[Records from a data source]
---------------
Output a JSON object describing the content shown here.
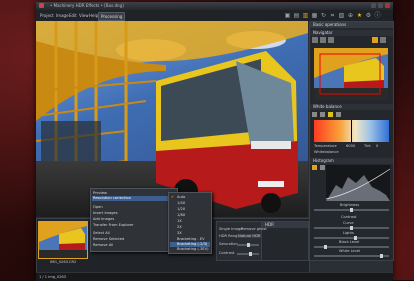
{
  "app": {
    "title": "• Machinery HDR Effects • [Bus.dng]",
    "menus": [
      "Project",
      "Image",
      "Edit",
      "View",
      "Help"
    ],
    "processing_label": "Processing"
  },
  "context_menu": {
    "items": [
      "Preview",
      "Resolution correction",
      "",
      "Open",
      "Insert Images",
      "Add Images",
      "Transfer From Explorer",
      "",
      "Select All",
      "Remove Selected",
      "Remove All"
    ],
    "highlighted": "Resolution correction"
  },
  "submenu": {
    "items": [
      "Auto",
      "1/4X",
      "1/2X",
      "1/8X",
      "1X",
      "2X",
      "3X",
      "Bracketing - EV",
      "Bracketing (-2/3)",
      "Bracketing (-3EV)"
    ],
    "checked": "Auto",
    "selected": "Bracketing (-2/3)"
  },
  "right_panel": {
    "header": "Basic operations",
    "navigator_label": "Navigator",
    "white_balance_label": "White balance",
    "temperature_label": "Temperature",
    "temperature_value": "6000",
    "tint_label": "Tint",
    "tint_value": "0",
    "wb_preset": "Whitebalance",
    "histogram_label": "Histogram",
    "brightness_label": "Brightness",
    "contrast_label": "Contrast",
    "curve_label": "Curve",
    "lights_label": "Lights",
    "black_level_label": "Black Level",
    "white_level_label": "White Level"
  },
  "hdr_panel": {
    "header": "HDR",
    "single_image_label": "Single Image",
    "remove_ghost_label": "Remove ghost",
    "hdr_range_label": "HDR Range",
    "hdr_range_value": "Natural HDR",
    "saturation_label": "Saturation",
    "contrast_label": "Contrast"
  },
  "thumbnail": {
    "filename": "IMG_0263.CR2"
  },
  "status": {
    "left": "1 / 1  img_0263",
    "right": ""
  },
  "colors": {
    "accent": "#e0a11e",
    "frame_red": "#5a1414",
    "panel_bg": "#24272b"
  }
}
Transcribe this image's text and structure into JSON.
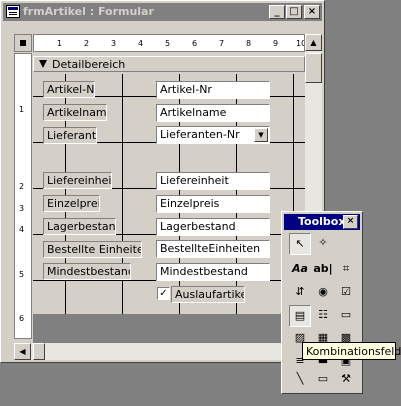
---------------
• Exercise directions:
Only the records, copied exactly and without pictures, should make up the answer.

• Task answer:
Output a JSON object describing the content shown here.
{
  "app": {
    "title": "• Machinery HDR Effects • [Bus.dng]",
    "menus": [
      "Project",
      "Image",
      "Edit",
      "View",
      "Help"
    ],
    "processing_label": "Processing"
  },
  "context_menu": {
    "items": [
      "Preview",
      "Resolution correction",
      "",
      "Open",
      "Insert Images",
      "Add Images",
      "Transfer From Explorer",
      "",
      "Select All",
      "Remove Selected",
      "Remove All"
    ],
    "highlighted": "Resolution correction"
  },
  "submenu": {
    "items": [
      "Auto",
      "1/4X",
      "1/2X",
      "1/8X",
      "1X",
      "2X",
      "3X",
      "Bracketing - EV",
      "Bracketing (-2/3)",
      "Bracketing (-3EV)"
    ],
    "checked": "Auto",
    "selected": "Bracketing (-2/3)"
  },
  "right_panel": {
    "header": "Basic operations",
    "navigator_label": "Navigator",
    "white_balance_label": "White balance",
    "temperature_label": "Temperature",
    "temperature_value": "6000",
    "tint_label": "Tint",
    "tint_value": "0",
    "wb_preset": "Whitebalance",
    "histogram_label": "Histogram",
    "brightness_label": "Brightness",
    "contrast_label": "Contrast",
    "curve_label": "Curve",
    "lights_label": "Lights",
    "black_level_label": "Black Level",
    "white_level_label": "White Level"
  },
  "hdr_panel": {
    "header": "HDR",
    "single_image_label": "Single Image",
    "remove_ghost_label": "Remove ghost",
    "hdr_range_label": "HDR Range",
    "hdr_range_value": "Natural HDR",
    "saturation_label": "Saturation",
    "contrast_label": "Contrast"
  },
  "thumbnail": {
    "filename": "IMG_0263.CR2"
  },
  "status": {
    "left": "1 / 1  img_0263",
    "right": ""
  },
  "colors": {
    "accent": "#e0a11e",
    "frame_red": "#5a1414",
    "panel_bg": "#24272b"
  }
}
Transcribe this image's text and structure into JSON.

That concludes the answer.